By Robert Rapier on Jan 12, 2006 with 25 responses

About Me

The mission of R-Squared is to foster open discussions of Energy and the Environment. My career has been devoted to energy issues. (See my resume for specifics). I have worked on cellulosic ethanol, butanol production, oil refining, natural gas production, and gas-to-liquids (GTL). I grew up in Oklahoma, and received my Master’s in Chemical Engineering from Texas A&M University. I am presently the Chief Technology Officer for Merica International, a renewable energy company (more details on that can be found at this interview with earth2tech). We are involved in a wide variety of projects, with a core focus on the localized use of biomass to energy for the benefit of local populations. I am also the author of Power Plays:… Continue»

By Robert Rapier on Nov 4, 2005 with no responses


Updated 3/23/2015 Or if you prefer, my resume. I want to emphasize that I am not looking for a job. But people sometimes ask me for my CV or resume, or they want to know more about my work background. Please don’t circulate it. If you wish to contact me, my e-mail address is listed. ————————————— CURRICULUM VITAE NAME: Robert Rapier CURRENT LOCATION: Arizona CONTACT INFO: My personal Email NATIONALITY: U.S. EDUCATION: Master of Science in Chemical Engineering Texas A&M University, College Station, TX in May 1995 GPA: 3.63/4.00 Bachelor of Science in Chemistry and Mathematics (double major), Texas A&M University, Commerce, TX in May 1991 GPA: 3.93/4.00 SUMMARY: Over twenty years of engineering experience in the chemicals and oil… Continue»

By Robert Rapier on Nov 1, 2005 with 2 responses

My Resume

Updated 3/23/2015 Or if you prefer, my CV, which has more specific details on patents and professional accomplishments. In a nutshell, my passions are energy, the environment, and sustainability. I have worked on a wide variety of energy projects – both conventional and renewable – in several different countries. In my spare time I write about my passions primarily in an attempt to influence the discourse over our energy policy.

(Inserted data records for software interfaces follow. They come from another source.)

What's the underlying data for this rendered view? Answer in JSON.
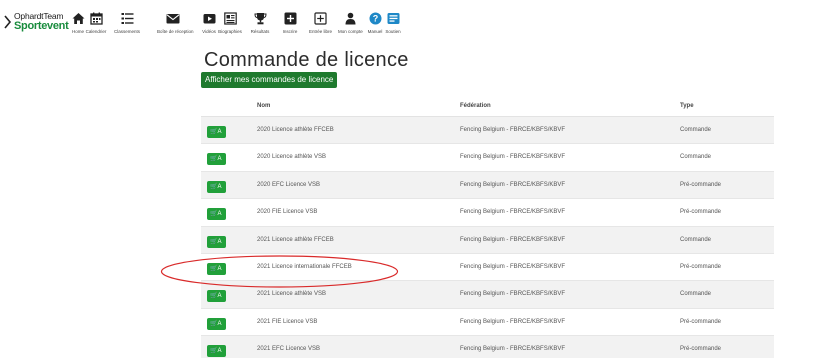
{
  "brand": {
    "name": "OphardtTeam",
    "sub": "Sportevent"
  },
  "nav": [
    {
      "label": "Home",
      "icon": "home-icon"
    },
    {
      "label": "Calendrier",
      "icon": "calendar-icon"
    },
    {
      "label": "Classements",
      "icon": "ranking-list-icon"
    },
    {
      "label": "Boîte de réception",
      "icon": "mail-icon"
    },
    {
      "label": "Vidéos",
      "icon": "video-icon"
    },
    {
      "label": "Biographies",
      "icon": "biography-icon"
    },
    {
      "label": "Résultats",
      "icon": "trophy-icon"
    },
    {
      "label": "Inscrire",
      "icon": "plus-square-icon"
    },
    {
      "label": "Entrée libre",
      "icon": "expand-square-icon"
    },
    {
      "label": "Mon compte",
      "icon": "user-icon"
    },
    {
      "label": "Manuel",
      "icon": "help-icon"
    },
    {
      "label": "Soutien",
      "icon": "support-icon"
    }
  ],
  "page": {
    "title": "Commande de licence",
    "my_orders_button": "Afficher mes commandes de licence"
  },
  "table": {
    "headers": {
      "nom": "Nom",
      "federation": "Fédération",
      "type": "Type"
    },
    "button_label": "A",
    "rows": [
      {
        "nom": "2020 Licence athlète FFCEB",
        "federation": "Fencing Belgium - FBRCE/KBFS/KBVF",
        "type": "Commande"
      },
      {
        "nom": "2020 Licence athlète VSB",
        "federation": "Fencing Belgium - FBRCE/KBFS/KBVF",
        "type": "Commande"
      },
      {
        "nom": "2020 EFC Licence VSB",
        "federation": "Fencing Belgium - FBRCE/KBFS/KBVF",
        "type": "Pré-commande"
      },
      {
        "nom": "2020 FIE Licence VSB",
        "federation": "Fencing Belgium - FBRCE/KBFS/KBVF",
        "type": "Pré-commande"
      },
      {
        "nom": "2021 Licence athlète FFCEB",
        "federation": "Fencing Belgium - FBRCE/KBFS/KBVF",
        "type": "Commande"
      },
      {
        "nom": "2021 Licence internationale FFCEB",
        "federation": "Fencing Belgium - FBRCE/KBFS/KBVF",
        "type": "Pré-commande"
      },
      {
        "nom": "2021 Licence athlète VSB",
        "federation": "Fencing Belgium - FBRCE/KBFS/KBVF",
        "type": "Commande"
      },
      {
        "nom": "2021 FIE Licence VSB",
        "federation": "Fencing Belgium - FBRCE/KBFS/KBVF",
        "type": "Pré-commande"
      },
      {
        "nom": "2021 EFC Licence VSB",
        "federation": "Fencing Belgium - FBRCE/KBFS/KBVF",
        "type": "Pré-commande"
      }
    ]
  },
  "colors": {
    "brand_green": "#198c3d",
    "button_green": "#21a03a",
    "dark_green": "#1f7a2e",
    "highlight_red": "#d92a2a",
    "help_blue": "#1e88c7"
  }
}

A major interest of mine is to find ways to better utilize the waste biomass throughout the world that is currently burned or land-filled. ——————————————————– ROBERT RAPIER Location: Hawaii My personal Email CHIEF TECHNOLOGY OFFICER Global Management Executive and published author with a track record of coaching internationally diverse, multidisciplinary… Continue»